The whole "writing an Emily Dickinson poem as IF/text adventure" thing has been done before--just completely differently. It was a (since withdrawn) entry in Ryan Veeder's competition for good Interactive Fiction, and it focused on Emily Dickinson's "There Is No Frigate Like a Book" as opposed to more death-related poems. I was sad to see Reverie go, and I'd be sad to see this entry ever disappear. While I knew of Frigate, I was maybe aware of only one of the poems in Four Acts.
There are no puzzles. In fact, pedestrian actions may push you through a bit quicker than you intended. You must basically roll with the poem's punches, and each poem is included in-game to reference as you wish--so, paradoxically, paying attention to the poems will help you look around at all the mystic entites around you before accessing the one that pushes things along.
Four Acts proceeds from your death to your funeral to a ride with death and immortality to, well, something not worth spoiling. I enjoyed trying to subvert the poem and its responses--for instance, doing the wrong thing with my inventory, or trying to hang with Immortality instead of Death. And I appreciate this sort of thing, as someone stuck feeling quite hopeless during the poetry parts of English classes, while better-informed people around me somehow knew what the poems were about but would probably let anyone they caught reading poetry that, well, that was a bit weird and impractical. I guess I like to be able to poke around and not worry if I'd missed anything.
The author was disappointed she couldn't fit in everything she wanted for EctoComp, and while I liked the original Your Death in Two Acts, the new bits make everything even nicer. Perhaps I'm the gullible sort who says "gee, okay, either way works great" when asked to just choose one, already. But here, I'll go in for the equally squishy "gee, more poems are better."
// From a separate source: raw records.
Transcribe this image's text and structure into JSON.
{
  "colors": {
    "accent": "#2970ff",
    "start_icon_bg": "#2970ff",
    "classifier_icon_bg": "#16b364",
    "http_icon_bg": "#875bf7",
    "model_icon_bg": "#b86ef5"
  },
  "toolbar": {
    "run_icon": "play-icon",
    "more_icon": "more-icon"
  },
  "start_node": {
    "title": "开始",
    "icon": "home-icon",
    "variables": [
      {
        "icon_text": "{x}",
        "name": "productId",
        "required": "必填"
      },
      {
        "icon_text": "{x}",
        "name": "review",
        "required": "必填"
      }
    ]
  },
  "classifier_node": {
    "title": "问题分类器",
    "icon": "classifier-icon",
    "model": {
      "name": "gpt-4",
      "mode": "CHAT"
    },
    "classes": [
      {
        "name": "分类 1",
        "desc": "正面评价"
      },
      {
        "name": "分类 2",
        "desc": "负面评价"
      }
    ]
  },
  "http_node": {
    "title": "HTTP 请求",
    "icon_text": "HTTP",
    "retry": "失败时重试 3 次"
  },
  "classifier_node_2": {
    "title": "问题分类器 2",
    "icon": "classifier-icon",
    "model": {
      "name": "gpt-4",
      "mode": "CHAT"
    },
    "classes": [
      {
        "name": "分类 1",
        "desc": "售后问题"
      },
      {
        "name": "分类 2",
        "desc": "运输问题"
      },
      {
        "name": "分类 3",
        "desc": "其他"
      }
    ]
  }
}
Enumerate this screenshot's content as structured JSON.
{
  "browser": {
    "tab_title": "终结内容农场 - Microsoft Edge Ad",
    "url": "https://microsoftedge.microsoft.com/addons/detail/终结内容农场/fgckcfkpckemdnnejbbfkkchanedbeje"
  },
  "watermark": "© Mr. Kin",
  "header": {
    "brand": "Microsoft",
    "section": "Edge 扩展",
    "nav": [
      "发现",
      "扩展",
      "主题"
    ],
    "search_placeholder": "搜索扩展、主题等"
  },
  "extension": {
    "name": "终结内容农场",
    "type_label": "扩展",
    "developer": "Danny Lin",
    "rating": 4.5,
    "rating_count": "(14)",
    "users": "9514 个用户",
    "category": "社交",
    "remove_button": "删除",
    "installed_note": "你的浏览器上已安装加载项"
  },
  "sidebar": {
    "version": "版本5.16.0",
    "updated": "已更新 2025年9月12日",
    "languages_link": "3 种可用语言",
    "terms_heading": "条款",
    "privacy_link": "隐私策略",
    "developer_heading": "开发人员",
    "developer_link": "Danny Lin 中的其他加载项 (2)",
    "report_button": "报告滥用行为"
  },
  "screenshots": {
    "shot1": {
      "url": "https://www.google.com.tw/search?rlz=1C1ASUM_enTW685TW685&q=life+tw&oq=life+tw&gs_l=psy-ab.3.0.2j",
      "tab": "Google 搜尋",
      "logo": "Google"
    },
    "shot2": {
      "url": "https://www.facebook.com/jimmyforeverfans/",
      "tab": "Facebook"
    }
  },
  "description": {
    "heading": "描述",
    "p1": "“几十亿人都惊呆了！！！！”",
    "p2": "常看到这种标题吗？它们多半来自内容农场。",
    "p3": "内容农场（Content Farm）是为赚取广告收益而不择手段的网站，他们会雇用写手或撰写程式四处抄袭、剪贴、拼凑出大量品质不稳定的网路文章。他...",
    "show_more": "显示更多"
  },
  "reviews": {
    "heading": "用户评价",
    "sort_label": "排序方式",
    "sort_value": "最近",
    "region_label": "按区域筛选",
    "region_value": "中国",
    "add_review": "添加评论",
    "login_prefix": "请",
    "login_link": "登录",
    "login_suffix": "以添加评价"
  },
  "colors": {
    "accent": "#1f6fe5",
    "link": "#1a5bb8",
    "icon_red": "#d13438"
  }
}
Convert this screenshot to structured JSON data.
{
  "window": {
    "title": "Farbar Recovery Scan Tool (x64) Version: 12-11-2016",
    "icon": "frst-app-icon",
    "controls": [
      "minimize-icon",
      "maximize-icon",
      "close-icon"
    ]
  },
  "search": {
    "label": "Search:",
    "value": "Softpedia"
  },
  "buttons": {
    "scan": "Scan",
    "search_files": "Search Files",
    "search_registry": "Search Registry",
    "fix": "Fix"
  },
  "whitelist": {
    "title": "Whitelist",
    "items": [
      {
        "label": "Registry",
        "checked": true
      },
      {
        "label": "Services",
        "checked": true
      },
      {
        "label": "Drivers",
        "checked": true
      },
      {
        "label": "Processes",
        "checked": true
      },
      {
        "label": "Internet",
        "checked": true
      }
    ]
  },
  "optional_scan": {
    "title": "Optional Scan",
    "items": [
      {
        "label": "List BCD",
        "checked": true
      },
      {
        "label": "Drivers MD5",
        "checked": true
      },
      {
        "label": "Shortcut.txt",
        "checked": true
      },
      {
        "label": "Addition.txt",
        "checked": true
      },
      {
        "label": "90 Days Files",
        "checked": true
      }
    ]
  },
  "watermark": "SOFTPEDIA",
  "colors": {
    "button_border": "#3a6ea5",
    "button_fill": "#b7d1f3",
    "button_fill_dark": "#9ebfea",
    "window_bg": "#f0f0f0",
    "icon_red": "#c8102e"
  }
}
Most post-comp editions are worth playing to see what the author tweaked and maybe see a clearer way through, or they're an excellent exercise for the author to nail down things they didn't quite have time for. But Four Acts is a completely new offering, and I don't blame the author for wanting to share it as soon as EctoComp was over. If you enjoyed Two Acts during EctoComp, then I think you'll want to check this out. There's double the poems and some nice fixes to implementation.